WHAT TO PRODUCE> Retype all of the material exactly, leaving no line out.

RECORD SET>
******************************

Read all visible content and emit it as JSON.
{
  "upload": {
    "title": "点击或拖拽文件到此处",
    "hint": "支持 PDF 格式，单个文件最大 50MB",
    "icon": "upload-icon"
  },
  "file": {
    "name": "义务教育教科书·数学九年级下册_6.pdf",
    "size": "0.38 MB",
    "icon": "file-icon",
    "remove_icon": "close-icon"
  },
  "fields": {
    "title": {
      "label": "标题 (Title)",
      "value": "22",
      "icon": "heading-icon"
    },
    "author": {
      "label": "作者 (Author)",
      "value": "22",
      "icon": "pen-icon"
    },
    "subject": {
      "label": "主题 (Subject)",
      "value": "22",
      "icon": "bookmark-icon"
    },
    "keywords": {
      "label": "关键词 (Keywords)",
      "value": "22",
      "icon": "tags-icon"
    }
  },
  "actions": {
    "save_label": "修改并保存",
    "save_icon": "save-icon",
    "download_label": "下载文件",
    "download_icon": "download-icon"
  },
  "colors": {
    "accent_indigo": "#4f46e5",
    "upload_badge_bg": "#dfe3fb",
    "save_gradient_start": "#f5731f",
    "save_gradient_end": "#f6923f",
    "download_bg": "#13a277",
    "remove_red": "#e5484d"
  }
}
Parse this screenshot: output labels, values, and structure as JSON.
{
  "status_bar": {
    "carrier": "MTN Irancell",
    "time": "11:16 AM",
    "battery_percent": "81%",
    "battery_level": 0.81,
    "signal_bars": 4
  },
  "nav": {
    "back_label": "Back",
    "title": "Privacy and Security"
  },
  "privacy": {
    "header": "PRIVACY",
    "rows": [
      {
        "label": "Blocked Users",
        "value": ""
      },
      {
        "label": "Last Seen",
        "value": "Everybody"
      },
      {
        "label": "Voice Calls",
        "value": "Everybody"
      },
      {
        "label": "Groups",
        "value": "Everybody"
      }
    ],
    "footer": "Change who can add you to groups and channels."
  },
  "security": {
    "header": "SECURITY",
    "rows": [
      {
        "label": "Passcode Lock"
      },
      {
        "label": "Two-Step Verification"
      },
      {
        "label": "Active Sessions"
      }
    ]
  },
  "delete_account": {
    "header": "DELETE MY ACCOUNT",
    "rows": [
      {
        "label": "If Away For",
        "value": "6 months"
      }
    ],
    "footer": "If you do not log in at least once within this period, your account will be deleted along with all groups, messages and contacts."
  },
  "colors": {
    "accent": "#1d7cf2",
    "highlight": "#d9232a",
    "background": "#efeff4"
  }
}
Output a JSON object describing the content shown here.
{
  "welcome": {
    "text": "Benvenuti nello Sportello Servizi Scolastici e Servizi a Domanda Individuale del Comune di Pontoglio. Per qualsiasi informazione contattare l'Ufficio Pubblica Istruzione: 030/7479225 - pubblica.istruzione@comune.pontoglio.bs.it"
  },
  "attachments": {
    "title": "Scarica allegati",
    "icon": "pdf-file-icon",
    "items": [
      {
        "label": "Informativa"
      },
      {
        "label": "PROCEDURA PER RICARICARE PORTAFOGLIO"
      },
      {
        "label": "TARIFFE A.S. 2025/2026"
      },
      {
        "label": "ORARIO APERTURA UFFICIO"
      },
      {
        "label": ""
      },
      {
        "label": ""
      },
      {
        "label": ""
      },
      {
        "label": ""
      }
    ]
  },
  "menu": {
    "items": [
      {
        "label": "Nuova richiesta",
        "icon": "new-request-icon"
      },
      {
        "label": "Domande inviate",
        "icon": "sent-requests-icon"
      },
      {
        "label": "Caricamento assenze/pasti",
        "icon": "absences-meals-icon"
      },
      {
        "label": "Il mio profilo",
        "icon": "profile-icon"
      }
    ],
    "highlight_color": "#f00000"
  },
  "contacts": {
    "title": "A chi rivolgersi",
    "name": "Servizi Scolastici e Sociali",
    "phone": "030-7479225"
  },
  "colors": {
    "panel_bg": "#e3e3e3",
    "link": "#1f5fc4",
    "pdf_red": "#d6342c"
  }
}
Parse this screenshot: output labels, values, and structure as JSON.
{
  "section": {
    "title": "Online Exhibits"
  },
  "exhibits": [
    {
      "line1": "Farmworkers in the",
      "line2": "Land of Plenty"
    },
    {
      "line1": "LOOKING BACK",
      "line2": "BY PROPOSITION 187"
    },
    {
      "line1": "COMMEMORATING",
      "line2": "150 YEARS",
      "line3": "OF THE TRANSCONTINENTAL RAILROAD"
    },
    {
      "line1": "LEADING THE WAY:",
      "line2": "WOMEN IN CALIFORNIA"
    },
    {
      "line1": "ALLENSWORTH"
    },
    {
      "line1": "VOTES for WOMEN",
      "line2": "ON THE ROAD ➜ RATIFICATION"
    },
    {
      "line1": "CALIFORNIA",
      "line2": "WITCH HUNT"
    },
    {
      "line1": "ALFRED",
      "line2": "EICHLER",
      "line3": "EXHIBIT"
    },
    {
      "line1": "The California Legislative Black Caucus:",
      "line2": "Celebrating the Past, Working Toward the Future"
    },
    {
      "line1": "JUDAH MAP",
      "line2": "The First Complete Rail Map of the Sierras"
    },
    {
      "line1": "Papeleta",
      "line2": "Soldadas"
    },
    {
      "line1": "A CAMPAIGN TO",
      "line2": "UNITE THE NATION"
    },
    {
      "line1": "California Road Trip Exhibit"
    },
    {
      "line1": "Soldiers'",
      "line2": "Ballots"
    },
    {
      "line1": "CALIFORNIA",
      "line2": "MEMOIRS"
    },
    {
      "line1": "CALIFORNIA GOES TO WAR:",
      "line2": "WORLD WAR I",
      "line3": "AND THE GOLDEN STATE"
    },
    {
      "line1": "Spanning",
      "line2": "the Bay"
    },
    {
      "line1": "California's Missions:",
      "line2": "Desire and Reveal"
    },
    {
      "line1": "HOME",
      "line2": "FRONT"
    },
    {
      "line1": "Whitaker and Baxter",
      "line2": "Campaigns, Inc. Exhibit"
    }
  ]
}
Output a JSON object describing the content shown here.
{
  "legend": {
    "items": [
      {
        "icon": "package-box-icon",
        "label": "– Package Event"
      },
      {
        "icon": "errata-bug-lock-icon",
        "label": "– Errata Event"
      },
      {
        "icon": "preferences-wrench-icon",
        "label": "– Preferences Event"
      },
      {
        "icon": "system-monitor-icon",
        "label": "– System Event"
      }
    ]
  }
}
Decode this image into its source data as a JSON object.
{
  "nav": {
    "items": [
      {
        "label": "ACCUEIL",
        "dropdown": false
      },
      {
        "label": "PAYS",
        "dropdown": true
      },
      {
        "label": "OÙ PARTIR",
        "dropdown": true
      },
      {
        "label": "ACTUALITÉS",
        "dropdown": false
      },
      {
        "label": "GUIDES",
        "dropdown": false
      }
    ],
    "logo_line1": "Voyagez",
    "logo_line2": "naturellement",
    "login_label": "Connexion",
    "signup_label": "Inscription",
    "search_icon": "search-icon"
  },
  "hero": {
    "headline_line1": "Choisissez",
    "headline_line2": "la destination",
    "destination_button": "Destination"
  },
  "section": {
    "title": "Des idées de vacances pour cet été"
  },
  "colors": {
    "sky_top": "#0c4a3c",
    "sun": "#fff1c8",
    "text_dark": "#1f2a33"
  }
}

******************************

ANSWER TO THE PROBLEM>
Read all visible content and emit it as JSON.
{
  "upload": {
    "title": "点击或拖拽文件到此处",
    "hint": "支持 PDF 格式，单个文件最大 50MB",
    "icon": "upload-icon"
  },
  "file": {
    "name": "义务教育教科书·数学九年级下册_6.pdf",
    "size": "0.38 MB",
    "icon": "file-icon",
    "remove_icon": "close-icon"
  },
  "fields": {
    "title": {
      "label": "标题 (Title)",
      "value": "22",
      "icon": "heading-icon"
    },
    "author": {
      "label": "作者 (Author)",
      "value": "22",
      "icon": "pen-icon"
    },
    "subject": {
      "label": "主题 (Subject)",
      "value": "22",
      "icon": "bookmark-icon"
    },
    "keywords": {
      "label": "关键词 (Keywords)",
      "value": "22",
      "icon": "tags-icon"
    }
  },
  "actions": {
    "save_label": "修改并保存",
    "save_icon": "save-icon",
    "download_label": "下载文件",
    "download_icon": "download-icon"
  },
  "colors": {
    "accent_indigo": "#4f46e5",
    "upload_badge_bg": "#dfe3fb",
    "save_gradient_start": "#f5731f",
    "save_gradient_end": "#f6923f",
    "download_bg": "#13a277",
    "remove_red": "#e5484d"
  }
}
Parse this screenshot: output labels, values, and structure as JSON.
{
  "status_bar": {
    "carrier": "MTN Irancell",
    "time": "11:16 AM",
    "battery_percent": "81%",
    "battery_level": 0.81,
    "signal_bars": 4
  },
  "nav": {
    "back_label": "Back",
    "title": "Privacy and Security"
  },
  "privacy": {
    "header": "PRIVACY",
    "rows": [
      {
        "label": "Blocked Users",
        "value": ""
      },
      {
        "label": "Last Seen",
        "value": "Everybody"
      },
      {
        "label": "Voice Calls",
        "value": "Everybody"
      },
      {
        "label": "Groups",
        "value": "Everybody"
      }
    ],
    "footer": "Change who can add you to groups and channels."
  },
  "security": {
    "header": "SECURITY",
    "rows": [
      {
        "label": "Passcode Lock"
      },
      {
        "label": "Two-Step Verification"
      },
      {
        "label": "Active Sessions"
      }
    ]
  },
  "delete_account": {
    "header": "DELETE MY ACCOUNT",
    "rows": [
      {
        "label": "If Away For",
        "value": "6 months"
      }
    ],
    "footer": "If you do not log in at least once within this period, your account will be deleted along with all groups, messages and contacts."
  },
  "colors": {
    "accent": "#1d7cf2",
    "highlight": "#d9232a",
    "background": "#efeff4"
  }
}
Output a JSON object describing the content shown here.
{
  "welcome": {
    "text": "Benvenuti nello Sportello Servizi Scolastici e Servizi a Domanda Individuale del Comune di Pontoglio. Per qualsiasi informazione contattare l'Ufficio Pubblica Istruzione: 030/7479225 - pubblica.istruzione@comune.pontoglio.bs.it"
  },
  "attachments": {
    "title": "Scarica allegati",
    "icon": "pdf-file-icon",
    "items": [
      {
        "label": "Informativa"
      },
      {
        "label": "PROCEDURA PER RICARICARE PORTAFOGLIO"
      },
      {
        "label": "TARIFFE A.S. 2025/2026"
      },
      {
        "label": "ORARIO APERTURA UFFICIO"
      },
      {
        "label": ""
      },
      {
        "label": ""
      },
      {
        "label": ""
      },
      {
        "label": ""
      }
    ]
  },
  "menu": {
    "items": [
      {
        "label": "Nuova richiesta",
        "icon": "new-request-icon"
      },
      {
        "label": "Domande inviate",
        "icon": "sent-requests-icon"
      },
      {
        "label": "Caricamento assenze/pasti",
        "icon": "absences-meals-icon"
      },
      {
        "label": "Il mio profilo",
        "icon": "profile-icon"
      }
    ],
    "highlight_color": "#f00000"
  },
  "contacts": {
    "title": "A chi rivolgersi",
    "name": "Servizi Scolastici e Sociali",
    "phone": "030-7479225"
  },
  "colors": {
    "panel_bg": "#e3e3e3",
    "link": "#1f5fc4",
    "pdf_red": "#d6342c"
  }
}
Parse this screenshot: output labels, values, and structure as JSON.
{
  "section": {
    "title": "Online Exhibits"
  },
  "exhibits": [
    {
      "line1": "Farmworkers in the",
      "line2": "Land of Plenty"
    },
    {
      "line1": "LOOKING BACK",
      "line2": "BY PROPOSITION 187"
    },
    {
      "line1": "COMMEMORATING",
      "line2": "150 YEARS",
      "line3": "OF THE TRANSCONTINENTAL RAILROAD"
    },
    {
      "line1": "LEADING THE WAY:",
      "line2": "WOMEN IN CALIFORNIA"
    },
    {
      "line1": "ALLENSWORTH"
    },
    {
      "line1": "VOTES for WOMEN",
      "line2": "ON THE ROAD ➜ RATIFICATION"
    },
    {
      "line1": "CALIFORNIA",
      "line2": "WITCH HUNT"
    },
    {
      "line1": "ALFRED",
      "line2": "EICHLER",
      "line3": "EXHIBIT"
    },
    {
      "line1": "The California Legislative Black Caucus:",
      "line2": "Celebrating the Past, Working Toward the Future"
    },
    {
      "line1": "JUDAH MAP",
      "line2": "The First Complete Rail Map of the Sierras"
    },
    {
      "line1": "Papeleta",
      "line2": "Soldadas"
    },
    {
      "line1": "A CAMPAIGN TO",
      "line2": "UNITE THE NATION"
    },
    {
      "line1": "California Road Trip Exhibit"
    },
    {
      "line1": "Soldiers'",
      "line2": "Ballots"
    },
    {
      "line1": "CALIFORNIA",
      "line2": "MEMOIRS"
    },
    {
      "line1": "CALIFORNIA GOES TO WAR:",
      "line2": "WORLD WAR I",
      "line3": "AND THE GOLDEN STATE"
    },
    {
      "line1": "Spanning",
      "line2": "the Bay"
    },
    {
      "line1": "California's Missions:",
      "line2": "Desire and Reveal"
    },
    {
      "line1": "HOME",
      "line2": "FRONT"
    },
    {
      "line1": "Whitaker and Baxter",
      "line2": "Campaigns, Inc. Exhibit"
    }
  ]
}
Output a JSON object describing the content shown here.
{
  "legend": {
    "items": [
      {
        "icon": "package-box-icon",
        "label": "– Package Event"
      },
      {
        "icon": "errata-bug-lock-icon",
        "label": "– Errata Event"
      },
      {
        "icon": "preferences-wrench-icon",
        "label": "– Preferences Event"
      },
      {
        "icon": "system-monitor-icon",
        "label": "– System Event"
      }
    ]
  }
}
Decode this image into its source data as a JSON object.
{
  "nav": {
    "items": [
      {
        "label": "ACCUEIL",
        "dropdown": false
      },
      {
        "label": "PAYS",
        "dropdown": true
      },
      {
        "label": "OÙ PARTIR",
        "dropdown": true
      },
      {
        "label": "ACTUALITÉS",
        "dropdown": false
      },
      {
        "label": "GUIDES",
        "dropdown": false
      }
    ],
    "logo_line1": "Voyagez",
    "logo_line2": "naturellement",
    "login_label": "Connexion",
    "signup_label": "Inscription",
    "search_icon": "search-icon"
  },
  "hero": {
    "headline_line1": "Choisissez",
    "headline_line2": "la destination",
    "destination_button": "Destination"
  },
  "section": {
    "title": "Des idées de vacances pour cet été"
  },
  "colors": {
    "sky_top": "#0c4a3c",
    "sun": "#fff1c8",
    "text_dark": "#1f2a33"
  }
}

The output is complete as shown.